* Task directions
In the entries below, every line that contains "JSON" must be located and copied.

Page and application data records

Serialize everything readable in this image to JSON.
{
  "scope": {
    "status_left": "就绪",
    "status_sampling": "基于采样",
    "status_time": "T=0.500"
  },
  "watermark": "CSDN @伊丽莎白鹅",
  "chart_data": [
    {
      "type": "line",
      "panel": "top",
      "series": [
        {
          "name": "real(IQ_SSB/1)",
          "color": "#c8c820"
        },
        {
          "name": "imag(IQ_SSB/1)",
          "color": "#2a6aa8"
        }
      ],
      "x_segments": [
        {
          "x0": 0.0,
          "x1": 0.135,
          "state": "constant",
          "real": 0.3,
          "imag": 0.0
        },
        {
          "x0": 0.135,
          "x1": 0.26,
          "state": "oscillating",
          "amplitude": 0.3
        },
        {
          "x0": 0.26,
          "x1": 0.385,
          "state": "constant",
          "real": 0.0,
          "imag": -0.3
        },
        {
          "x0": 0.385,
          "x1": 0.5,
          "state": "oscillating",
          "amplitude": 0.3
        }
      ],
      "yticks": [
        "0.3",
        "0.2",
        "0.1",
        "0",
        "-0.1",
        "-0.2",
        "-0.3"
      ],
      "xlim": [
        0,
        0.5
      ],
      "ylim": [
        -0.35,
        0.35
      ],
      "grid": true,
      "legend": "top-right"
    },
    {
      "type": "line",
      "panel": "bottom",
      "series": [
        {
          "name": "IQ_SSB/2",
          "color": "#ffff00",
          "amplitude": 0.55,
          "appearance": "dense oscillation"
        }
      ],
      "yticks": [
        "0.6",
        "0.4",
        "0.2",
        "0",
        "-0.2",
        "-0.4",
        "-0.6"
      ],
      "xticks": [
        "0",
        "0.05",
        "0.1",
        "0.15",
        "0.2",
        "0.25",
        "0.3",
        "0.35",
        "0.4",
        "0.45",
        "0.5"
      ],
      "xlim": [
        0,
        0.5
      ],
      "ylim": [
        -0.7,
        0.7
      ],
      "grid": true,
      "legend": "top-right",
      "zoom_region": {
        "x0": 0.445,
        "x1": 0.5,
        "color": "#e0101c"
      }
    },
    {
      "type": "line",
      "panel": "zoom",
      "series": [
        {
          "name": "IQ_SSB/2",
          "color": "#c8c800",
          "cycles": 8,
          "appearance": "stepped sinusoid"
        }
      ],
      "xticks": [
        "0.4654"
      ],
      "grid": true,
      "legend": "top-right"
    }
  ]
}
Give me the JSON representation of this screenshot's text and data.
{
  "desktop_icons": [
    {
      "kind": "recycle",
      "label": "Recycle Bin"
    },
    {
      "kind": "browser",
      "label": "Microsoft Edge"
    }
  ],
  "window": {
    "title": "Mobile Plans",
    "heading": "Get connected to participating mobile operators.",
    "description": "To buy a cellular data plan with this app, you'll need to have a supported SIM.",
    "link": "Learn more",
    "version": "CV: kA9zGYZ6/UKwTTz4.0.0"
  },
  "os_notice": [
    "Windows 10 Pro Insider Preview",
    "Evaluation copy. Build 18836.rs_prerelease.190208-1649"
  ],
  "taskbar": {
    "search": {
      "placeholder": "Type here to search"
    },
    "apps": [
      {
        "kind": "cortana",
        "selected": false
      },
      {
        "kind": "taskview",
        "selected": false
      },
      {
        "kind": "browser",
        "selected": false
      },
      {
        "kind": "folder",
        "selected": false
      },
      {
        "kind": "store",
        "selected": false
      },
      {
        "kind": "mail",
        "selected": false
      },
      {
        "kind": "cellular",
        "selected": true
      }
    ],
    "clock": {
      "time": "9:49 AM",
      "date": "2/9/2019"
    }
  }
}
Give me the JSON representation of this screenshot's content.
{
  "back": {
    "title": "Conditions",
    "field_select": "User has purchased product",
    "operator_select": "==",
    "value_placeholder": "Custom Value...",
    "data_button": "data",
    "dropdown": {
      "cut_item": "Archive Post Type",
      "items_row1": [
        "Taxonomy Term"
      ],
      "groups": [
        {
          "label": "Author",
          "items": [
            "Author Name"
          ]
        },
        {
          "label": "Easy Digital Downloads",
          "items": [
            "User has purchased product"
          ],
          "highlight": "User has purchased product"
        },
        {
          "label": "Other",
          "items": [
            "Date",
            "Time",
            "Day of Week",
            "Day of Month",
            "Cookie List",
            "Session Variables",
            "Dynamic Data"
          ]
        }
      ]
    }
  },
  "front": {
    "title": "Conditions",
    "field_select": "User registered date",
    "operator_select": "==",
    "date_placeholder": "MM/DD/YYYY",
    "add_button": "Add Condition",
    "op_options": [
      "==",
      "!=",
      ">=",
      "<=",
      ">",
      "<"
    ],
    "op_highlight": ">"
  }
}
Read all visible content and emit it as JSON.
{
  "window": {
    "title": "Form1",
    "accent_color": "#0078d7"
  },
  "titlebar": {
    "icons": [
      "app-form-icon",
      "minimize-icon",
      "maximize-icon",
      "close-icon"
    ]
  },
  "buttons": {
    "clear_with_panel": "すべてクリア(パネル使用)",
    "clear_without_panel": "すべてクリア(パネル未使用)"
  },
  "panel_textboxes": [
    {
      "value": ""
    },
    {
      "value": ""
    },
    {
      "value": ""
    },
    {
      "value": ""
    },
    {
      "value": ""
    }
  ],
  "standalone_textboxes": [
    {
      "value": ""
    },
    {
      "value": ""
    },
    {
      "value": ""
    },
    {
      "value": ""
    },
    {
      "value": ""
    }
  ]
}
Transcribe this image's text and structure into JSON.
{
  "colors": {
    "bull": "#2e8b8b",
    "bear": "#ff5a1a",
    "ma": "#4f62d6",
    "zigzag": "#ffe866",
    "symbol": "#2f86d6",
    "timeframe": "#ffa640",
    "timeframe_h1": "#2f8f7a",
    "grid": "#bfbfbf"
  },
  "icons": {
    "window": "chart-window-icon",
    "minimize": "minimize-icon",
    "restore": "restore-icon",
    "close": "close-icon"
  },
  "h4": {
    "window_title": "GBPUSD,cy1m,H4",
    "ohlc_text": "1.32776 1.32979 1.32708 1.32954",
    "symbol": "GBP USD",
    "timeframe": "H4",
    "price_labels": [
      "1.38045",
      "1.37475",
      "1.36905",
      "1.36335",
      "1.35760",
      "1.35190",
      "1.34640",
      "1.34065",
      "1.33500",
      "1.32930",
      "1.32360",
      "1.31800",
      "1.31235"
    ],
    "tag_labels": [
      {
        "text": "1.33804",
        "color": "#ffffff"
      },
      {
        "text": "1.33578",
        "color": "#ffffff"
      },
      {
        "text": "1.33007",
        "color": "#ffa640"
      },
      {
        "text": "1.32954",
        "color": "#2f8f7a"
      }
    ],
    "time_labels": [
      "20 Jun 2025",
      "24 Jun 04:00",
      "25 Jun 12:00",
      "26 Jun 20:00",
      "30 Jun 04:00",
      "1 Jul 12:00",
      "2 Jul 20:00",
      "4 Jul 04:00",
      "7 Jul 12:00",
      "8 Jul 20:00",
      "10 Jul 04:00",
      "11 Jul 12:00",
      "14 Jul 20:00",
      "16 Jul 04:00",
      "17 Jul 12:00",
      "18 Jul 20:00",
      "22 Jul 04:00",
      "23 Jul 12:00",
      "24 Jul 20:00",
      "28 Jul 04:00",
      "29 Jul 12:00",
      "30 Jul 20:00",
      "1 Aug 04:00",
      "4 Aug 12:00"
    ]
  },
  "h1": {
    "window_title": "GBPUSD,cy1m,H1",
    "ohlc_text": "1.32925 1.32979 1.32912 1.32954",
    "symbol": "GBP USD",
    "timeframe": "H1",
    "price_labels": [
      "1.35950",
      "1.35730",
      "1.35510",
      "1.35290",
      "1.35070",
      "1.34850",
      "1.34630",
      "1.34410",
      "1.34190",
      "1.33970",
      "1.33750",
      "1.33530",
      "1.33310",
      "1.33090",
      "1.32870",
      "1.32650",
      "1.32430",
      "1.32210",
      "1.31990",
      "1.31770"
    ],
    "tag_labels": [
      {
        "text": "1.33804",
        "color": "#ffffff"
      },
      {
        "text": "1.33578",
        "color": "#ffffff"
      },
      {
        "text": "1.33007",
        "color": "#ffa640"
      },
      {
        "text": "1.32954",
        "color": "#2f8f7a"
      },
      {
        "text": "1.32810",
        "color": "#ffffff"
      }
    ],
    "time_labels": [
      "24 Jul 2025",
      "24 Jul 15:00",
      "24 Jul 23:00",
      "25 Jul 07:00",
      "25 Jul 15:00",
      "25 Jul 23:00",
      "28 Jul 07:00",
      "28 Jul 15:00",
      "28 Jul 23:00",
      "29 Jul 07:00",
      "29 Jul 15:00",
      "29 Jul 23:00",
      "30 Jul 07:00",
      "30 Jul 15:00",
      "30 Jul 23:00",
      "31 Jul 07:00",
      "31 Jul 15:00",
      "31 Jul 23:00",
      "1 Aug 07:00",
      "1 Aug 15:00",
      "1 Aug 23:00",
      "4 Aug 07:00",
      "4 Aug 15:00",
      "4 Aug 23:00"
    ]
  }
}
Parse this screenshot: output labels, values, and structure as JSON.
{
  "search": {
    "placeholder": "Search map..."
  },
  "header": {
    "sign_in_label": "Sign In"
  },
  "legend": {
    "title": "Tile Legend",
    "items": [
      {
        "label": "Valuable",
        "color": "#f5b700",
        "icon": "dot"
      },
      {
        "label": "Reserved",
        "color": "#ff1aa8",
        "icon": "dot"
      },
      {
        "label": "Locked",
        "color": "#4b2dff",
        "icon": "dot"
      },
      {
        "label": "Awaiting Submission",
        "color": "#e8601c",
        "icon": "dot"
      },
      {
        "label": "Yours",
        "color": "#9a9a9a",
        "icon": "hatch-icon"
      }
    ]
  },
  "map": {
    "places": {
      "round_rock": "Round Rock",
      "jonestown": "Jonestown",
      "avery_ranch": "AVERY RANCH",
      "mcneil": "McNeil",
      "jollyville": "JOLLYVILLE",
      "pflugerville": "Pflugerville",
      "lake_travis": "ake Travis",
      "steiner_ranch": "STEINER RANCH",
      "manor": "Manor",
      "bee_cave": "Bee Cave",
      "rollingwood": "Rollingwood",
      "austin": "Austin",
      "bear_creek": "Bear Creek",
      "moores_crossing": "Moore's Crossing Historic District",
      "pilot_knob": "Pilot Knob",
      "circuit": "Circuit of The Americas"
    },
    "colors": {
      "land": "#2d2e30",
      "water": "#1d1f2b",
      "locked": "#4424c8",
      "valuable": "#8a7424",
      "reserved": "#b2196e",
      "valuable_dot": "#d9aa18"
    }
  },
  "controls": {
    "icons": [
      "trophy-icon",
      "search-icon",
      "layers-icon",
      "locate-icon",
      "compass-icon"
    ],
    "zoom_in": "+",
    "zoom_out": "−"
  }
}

* Answer box
Serialize everything readable in this image to JSON.
Give me the JSON representation of this screenshot's text and data.
Give me the JSON representation of this screenshot's content.
Read all visible content and emit it as JSON.
Transcribe this image's text and structure into JSON.
Parse this screenshot: output labels, values, and structure as JSON.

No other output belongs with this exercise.